« Until we look in the mirror and admit the truth about this, we will not move forward as a country, » Ramaswamy added.
Ramaswamy’s comments appear to be aimed at the wing of the Republican party that has been trying to shift the blame around the January 6 riot from Trump’s constant falsehoods that election fraud pushed the vote towards Joe Biden. They’re also in line with popular conservative sentiments that the government has overstepped First Amendment issues in its relationship with big tech.
Throughout his run, Ramaswamy has not been afraid to step outside the mainstream with his stances. Notably, his foreign policy plan is to give Russia the land he tried to take from Ukraine during the war in exchange for giving up its partnership with Beijing. Such an arrangement would not sit well with European allies and is in stark contrast to the Biden administration’s current approach.

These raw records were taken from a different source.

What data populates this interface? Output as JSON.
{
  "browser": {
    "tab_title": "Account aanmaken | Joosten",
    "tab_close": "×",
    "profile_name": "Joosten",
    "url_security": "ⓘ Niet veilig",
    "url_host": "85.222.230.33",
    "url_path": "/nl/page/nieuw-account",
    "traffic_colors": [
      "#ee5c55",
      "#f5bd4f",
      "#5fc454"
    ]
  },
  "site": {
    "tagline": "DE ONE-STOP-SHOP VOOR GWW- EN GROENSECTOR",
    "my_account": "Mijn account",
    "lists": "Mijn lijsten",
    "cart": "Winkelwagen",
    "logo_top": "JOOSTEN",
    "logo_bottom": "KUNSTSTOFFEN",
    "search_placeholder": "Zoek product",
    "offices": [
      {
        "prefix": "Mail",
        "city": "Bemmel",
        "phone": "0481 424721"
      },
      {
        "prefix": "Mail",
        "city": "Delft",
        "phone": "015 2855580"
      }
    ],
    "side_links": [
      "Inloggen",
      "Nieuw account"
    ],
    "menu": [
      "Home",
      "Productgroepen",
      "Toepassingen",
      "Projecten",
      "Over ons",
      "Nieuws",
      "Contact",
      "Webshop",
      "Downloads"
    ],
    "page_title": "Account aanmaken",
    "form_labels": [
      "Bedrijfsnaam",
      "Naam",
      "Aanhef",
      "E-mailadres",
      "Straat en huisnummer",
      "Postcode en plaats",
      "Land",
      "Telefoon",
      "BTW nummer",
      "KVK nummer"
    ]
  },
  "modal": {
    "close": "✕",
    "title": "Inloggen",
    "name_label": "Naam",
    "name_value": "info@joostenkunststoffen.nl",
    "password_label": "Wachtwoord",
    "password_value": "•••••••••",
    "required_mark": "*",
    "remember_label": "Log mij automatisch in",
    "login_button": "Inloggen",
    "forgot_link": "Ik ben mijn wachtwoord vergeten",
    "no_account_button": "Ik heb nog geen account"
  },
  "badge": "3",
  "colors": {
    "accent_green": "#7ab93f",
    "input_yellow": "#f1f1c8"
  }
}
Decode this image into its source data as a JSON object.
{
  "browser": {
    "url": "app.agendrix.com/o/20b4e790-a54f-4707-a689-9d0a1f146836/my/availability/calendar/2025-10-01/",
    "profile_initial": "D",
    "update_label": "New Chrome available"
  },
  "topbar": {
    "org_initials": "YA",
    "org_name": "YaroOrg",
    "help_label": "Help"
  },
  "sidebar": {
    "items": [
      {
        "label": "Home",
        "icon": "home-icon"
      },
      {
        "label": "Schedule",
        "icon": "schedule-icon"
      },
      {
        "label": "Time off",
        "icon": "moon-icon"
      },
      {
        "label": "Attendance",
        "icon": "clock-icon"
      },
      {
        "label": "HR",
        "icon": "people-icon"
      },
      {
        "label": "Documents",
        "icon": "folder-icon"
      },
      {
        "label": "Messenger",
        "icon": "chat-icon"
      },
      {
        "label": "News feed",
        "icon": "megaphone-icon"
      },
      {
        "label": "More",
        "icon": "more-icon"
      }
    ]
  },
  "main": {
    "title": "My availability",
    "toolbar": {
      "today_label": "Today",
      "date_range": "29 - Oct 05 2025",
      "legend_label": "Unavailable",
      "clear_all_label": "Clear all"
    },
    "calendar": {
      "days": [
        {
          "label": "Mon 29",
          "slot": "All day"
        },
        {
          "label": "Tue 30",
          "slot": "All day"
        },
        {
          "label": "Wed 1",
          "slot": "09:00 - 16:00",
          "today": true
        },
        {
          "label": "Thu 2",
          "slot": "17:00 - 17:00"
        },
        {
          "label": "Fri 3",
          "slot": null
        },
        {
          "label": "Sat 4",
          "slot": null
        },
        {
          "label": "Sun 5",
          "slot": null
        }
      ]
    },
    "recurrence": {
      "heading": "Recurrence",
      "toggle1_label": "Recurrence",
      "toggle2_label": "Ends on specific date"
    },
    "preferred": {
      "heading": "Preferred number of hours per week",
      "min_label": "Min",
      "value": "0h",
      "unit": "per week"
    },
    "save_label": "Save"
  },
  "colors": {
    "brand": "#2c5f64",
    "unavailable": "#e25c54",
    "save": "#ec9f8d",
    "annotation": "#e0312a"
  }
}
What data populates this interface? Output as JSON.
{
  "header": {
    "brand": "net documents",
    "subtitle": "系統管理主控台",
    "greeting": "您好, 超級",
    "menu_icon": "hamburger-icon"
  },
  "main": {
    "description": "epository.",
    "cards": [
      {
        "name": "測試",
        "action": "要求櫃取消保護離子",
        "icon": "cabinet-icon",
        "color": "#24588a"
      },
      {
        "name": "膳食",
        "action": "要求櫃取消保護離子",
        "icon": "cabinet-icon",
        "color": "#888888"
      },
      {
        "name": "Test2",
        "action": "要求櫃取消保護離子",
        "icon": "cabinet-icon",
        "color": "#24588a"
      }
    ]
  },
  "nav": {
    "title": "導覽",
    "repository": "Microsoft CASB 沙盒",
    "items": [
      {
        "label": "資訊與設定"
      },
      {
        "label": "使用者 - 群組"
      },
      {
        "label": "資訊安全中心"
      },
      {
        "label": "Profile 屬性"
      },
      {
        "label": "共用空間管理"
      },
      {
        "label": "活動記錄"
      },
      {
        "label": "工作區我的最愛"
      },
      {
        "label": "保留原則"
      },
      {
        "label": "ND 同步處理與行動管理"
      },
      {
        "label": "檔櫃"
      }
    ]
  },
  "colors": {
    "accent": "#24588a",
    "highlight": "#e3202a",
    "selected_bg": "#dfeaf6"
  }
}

“I would negotiate an agreement that ends the war in Ukraine by freezing the current lines of control. Yes, that means giving part of the Donbas region to Russia,” Ramaswamy said, referring to a region Russia has been trying to take from Ukraine. “I will make a strong commitment that NATO will never admit Ukraine into NATO. And those seem like unspeakable words, certainly in the Republican donor class, but we get something greater in return.
His eyebrow-raising stances may partially explain his relative success in the GOP primary so far. A millionaire and successful entrepreneur, Ramaswamy’s rise to fame in conservative circles was due in part to his corporate ideology which rejected increasingly common practices of corporate responsibility, especially in environmental, social and corporate governance.
Despite his relatively low recognition and paucity of political experience relative to the field, Ramaswamy has performed increasingly well in the polls since announcing his presidential run in February. In a Morning consultation poll released Wednesday – which counts as one poll to qualify for the first GOP debate – the businessman placed third with 8% support, edging out big names including Pence, the former South Carolina governor Nikki Haley, South Carolina Senator Tim Scott and former New Jersey Governor Chris Christie.
Ramaswamy is yet to meet donor requirements to enter the debate stage in August, having launched a money solicitation program that would give backers a portion of the money they help raise.